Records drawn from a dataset
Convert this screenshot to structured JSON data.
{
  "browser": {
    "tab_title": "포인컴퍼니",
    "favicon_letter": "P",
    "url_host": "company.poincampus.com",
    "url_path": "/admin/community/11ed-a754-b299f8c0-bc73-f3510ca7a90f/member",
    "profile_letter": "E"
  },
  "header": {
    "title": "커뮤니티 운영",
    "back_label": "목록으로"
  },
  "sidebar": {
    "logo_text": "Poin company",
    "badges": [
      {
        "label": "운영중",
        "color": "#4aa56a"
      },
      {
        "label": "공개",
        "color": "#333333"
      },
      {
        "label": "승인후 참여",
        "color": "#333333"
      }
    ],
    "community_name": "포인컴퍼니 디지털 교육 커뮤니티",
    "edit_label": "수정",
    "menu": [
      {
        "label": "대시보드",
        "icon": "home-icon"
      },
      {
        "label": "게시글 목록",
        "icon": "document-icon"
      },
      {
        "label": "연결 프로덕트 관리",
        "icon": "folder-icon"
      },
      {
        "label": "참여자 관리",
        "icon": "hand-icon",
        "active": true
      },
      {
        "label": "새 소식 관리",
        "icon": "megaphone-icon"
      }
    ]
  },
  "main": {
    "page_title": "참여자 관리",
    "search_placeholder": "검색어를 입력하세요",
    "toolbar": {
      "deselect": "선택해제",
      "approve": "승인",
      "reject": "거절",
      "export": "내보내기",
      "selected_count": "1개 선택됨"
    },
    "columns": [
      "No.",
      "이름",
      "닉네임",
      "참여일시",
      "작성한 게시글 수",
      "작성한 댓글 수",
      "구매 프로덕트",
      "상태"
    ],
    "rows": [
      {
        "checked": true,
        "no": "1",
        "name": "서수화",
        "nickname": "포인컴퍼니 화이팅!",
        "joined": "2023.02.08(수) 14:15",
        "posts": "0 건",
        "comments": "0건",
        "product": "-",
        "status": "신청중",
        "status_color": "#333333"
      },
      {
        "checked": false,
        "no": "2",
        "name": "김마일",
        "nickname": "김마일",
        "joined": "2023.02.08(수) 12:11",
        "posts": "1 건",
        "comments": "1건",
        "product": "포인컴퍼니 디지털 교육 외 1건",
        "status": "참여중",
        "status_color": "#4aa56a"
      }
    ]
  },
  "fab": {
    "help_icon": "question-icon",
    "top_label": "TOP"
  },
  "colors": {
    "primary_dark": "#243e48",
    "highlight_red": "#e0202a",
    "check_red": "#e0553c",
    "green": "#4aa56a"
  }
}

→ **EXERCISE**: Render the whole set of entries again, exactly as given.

→ **SOLUTION TO THE EXERCISE**:
Convert this screenshot to structured JSON data.
{
  "browser": {
    "tab_title": "포인컴퍼니",
    "favicon_letter": "P",
    "url_host": "company.poincampus.com",
    "url_path": "/admin/community/11ed-a754-b299f8c0-bc73-f3510ca7a90f/member",
    "profile_letter": "E"
  },
  "header": {
    "title": "커뮤니티 운영",
    "back_label": "목록으로"
  },
  "sidebar": {
    "logo_text": "Poin company",
    "badges": [
      {
        "label": "운영중",
        "color": "#4aa56a"
      },
      {
        "label": "공개",
        "color": "#333333"
      },
      {
        "label": "승인후 참여",
        "color": "#333333"
      }
    ],
    "community_name": "포인컴퍼니 디지털 교육 커뮤니티",
    "edit_label": "수정",
    "menu": [
      {
        "label": "대시보드",
        "icon": "home-icon"
      },
      {
        "label": "게시글 목록",
        "icon": "document-icon"
      },
      {
        "label": "연결 프로덕트 관리",
        "icon": "folder-icon"
      },
      {
        "label": "참여자 관리",
        "icon": "hand-icon",
        "active": true
      },
      {
        "label": "새 소식 관리",
        "icon": "megaphone-icon"
      }
    ]
  },
  "main": {
    "page_title": "참여자 관리",
    "search_placeholder": "검색어를 입력하세요",
    "toolbar": {
      "deselect": "선택해제",
      "approve": "승인",
      "reject": "거절",
      "export": "내보내기",
      "selected_count": "1개 선택됨"
    },
    "columns": [
      "No.",
      "이름",
      "닉네임",
      "참여일시",
      "작성한 게시글 수",
      "작성한 댓글 수",
      "구매 프로덕트",
      "상태"
    ],
    "rows": [
      {
        "checked": true,
        "no": "1",
        "name": "서수화",
        "nickname": "포인컴퍼니 화이팅!",
        "joined": "2023.02.08(수) 14:15",
        "posts": "0 건",
        "comments": "0건",
        "product": "-",
        "status": "신청중",
        "status_color": "#333333"
      },
      {
        "checked": false,
        "no": "2",
        "name": "김마일",
        "nickname": "김마일",
        "joined": "2023.02.08(수) 12:11",
        "posts": "1 건",
        "comments": "1건",
        "product": "포인컴퍼니 디지털 교육 외 1건",
        "status": "참여중",
        "status_color": "#4aa56a"
      }
    ]
  },
  "fab": {
    "help_icon": "question-icon",
    "top_label": "TOP"
  },
  "colors": {
    "primary_dark": "#243e48",
    "highlight_red": "#e0202a",
    "check_red": "#e0553c",
    "green": "#4aa56a"
  }
}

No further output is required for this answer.